James Corden is hated by everyone except Americans. This is a known fact. This is why he lives in America now, among people who do not hate him, and actually laud him for being an egomaniac loudmouth, a buffoonish but harmless clown who tells jokes about accidentally seeing his mom naked and eating lots of Domino’s pizza. James Corden is like a huge airbed that your dad spent half the afternoon blowing up, and now it’s full of hot, fetid dad breath that you later have to squeeze out before you can cram it back in the box. But you don’t have to squeeze the hot air out of James Corden – he blows it straight into your face, whooping with laughter, flailing his arms, panting and grinning, his eyes wild with joy at the joke he just told about a fart or something.
The problem is that James Corden does not stay in his lane (a lane that should have careened off a bridge at the series finale of Gavin and Stacey by the way) but somehow, God only knows how, convinces big time pop stars to joyride with him in his hugely popular Carpool Karaoke series. In many ways, he is not that different from the mythical white van man, the only difference is that instead of kids, he targets pop stars, and instead of Freddo bars and sherbet, the lure is millions of YouTube hits – an irresistible carrot to dangle in front of the modern day pop star donkey.
But it’s time this madness ended. While Carpool Karaoke isn’t a bad format in itself, James Corden is a bad host. Like really bad. And someone needs to have a word. It’s already too late for so many – Corden recently claimed Madonna as his latest victim – meaning there are very few A-list megastar musicians left who have not been suckered in by Corden’s inoffensive brand of talking loudly. Please, Rihanna and Beyoncé, do not get into a car with the bloke from Lesbian Vampire Killers.
James Corden has little to no interest in his guests. Everything he says is a set-up for one of his own jokes, from asking Britney Spears about her stage outfits to talking to Adele about album titles. What’s particularly infuriating is that when his guests open up and say something interesting (Adele revealed her next album will be self-titled and Britney said she didn’t believe in marriage any more!!!), Corden is so focused on shoehorning in a joke, he completely ignores anything his passenger is saying. They are merely there as catalysts for childish gags and visual jokes that normally involve Corden in some state of undress, just props in his boring, boorish pantomime.
The whole ordeal is always worse for female pop stars. Corden delights in asking about their love lives, from grilling Madonna on her relationship with Michael Jackson to questioning a clearly uncomfortable Jennifer Lopez about the ages of her lovers. Time and time again, he subjects enormously successful women to garbage questions about sex and relationships, ignoring the huge achievements they have made in their careers.

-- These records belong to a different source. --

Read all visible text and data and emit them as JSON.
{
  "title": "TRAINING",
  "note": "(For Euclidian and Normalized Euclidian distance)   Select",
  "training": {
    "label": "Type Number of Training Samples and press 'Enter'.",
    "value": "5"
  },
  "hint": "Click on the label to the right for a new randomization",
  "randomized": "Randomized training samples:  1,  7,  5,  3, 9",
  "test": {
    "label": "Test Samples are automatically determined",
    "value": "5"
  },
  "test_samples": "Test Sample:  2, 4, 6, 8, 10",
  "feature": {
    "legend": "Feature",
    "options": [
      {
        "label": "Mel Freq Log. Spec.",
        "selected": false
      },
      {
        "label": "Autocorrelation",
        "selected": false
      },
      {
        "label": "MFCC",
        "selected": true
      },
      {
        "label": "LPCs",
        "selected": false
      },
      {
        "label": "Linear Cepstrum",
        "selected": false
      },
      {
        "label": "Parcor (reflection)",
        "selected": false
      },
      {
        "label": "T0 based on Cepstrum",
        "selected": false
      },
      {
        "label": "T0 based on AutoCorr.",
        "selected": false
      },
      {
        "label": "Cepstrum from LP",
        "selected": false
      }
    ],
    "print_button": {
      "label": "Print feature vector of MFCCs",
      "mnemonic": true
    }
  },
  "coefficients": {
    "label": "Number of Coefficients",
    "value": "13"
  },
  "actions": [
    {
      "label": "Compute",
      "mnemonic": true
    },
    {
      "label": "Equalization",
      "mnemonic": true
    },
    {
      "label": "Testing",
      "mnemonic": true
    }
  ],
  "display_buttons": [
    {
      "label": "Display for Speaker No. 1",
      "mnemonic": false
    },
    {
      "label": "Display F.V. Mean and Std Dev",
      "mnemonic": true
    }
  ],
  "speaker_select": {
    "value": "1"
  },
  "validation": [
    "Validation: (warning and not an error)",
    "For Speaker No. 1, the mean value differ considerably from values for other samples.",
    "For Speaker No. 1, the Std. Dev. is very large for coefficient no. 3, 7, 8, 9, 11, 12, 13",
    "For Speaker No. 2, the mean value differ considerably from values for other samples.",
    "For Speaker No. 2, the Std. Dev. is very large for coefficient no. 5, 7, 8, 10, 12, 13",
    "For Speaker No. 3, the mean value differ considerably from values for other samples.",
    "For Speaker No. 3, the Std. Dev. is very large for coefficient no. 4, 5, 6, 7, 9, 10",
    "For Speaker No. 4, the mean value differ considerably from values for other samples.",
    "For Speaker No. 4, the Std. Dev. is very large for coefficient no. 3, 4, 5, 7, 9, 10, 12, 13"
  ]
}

And then there’s the singing. Like a whoopee cushion being slowly crushed beneath the weight of your most rotund uncle after an especially large roast dinner, Corden harrumphs and wheezes over his guests, making them fight to be heard over his bellowing. While some, like Lady Gaga and Sia, have the vocal power to compete with this, many don’t. The most infuriating example is Britney Spears, a musician who so rarely sings in public that hearing her do so is a monumental event for even a casual fan. And yet there she is, in a car, actually singing – not loads, it’s true, but enough – actually doing some lyrics in tune, live, actually from her actual mouth. But this was barely audible over Corden’s windbagging, drowning her out almost entirely.
It takes a serious ego to outshine Corden’s. So far, very few have managed to detract enough attention from his screen-grabbing to actually do anything memorable – Madonna had to resort to practically climbing out of the moving car’s window just to compete with the host’s egomania. But the point is, pop stars shouldn’t have to. With some of the biggest names in the world in the front seat of his car, Corden should be falling over himself to ask engaging questions, keeping the spotlight firmly on his guests and allowing them time and space to talk and entertain. Sadly, his interest in camera-hogging and playing the clown makes Carpool Karaoke little more than an exercise in excruciating vanity – and shouldn’t we be leaving that to the pop stars?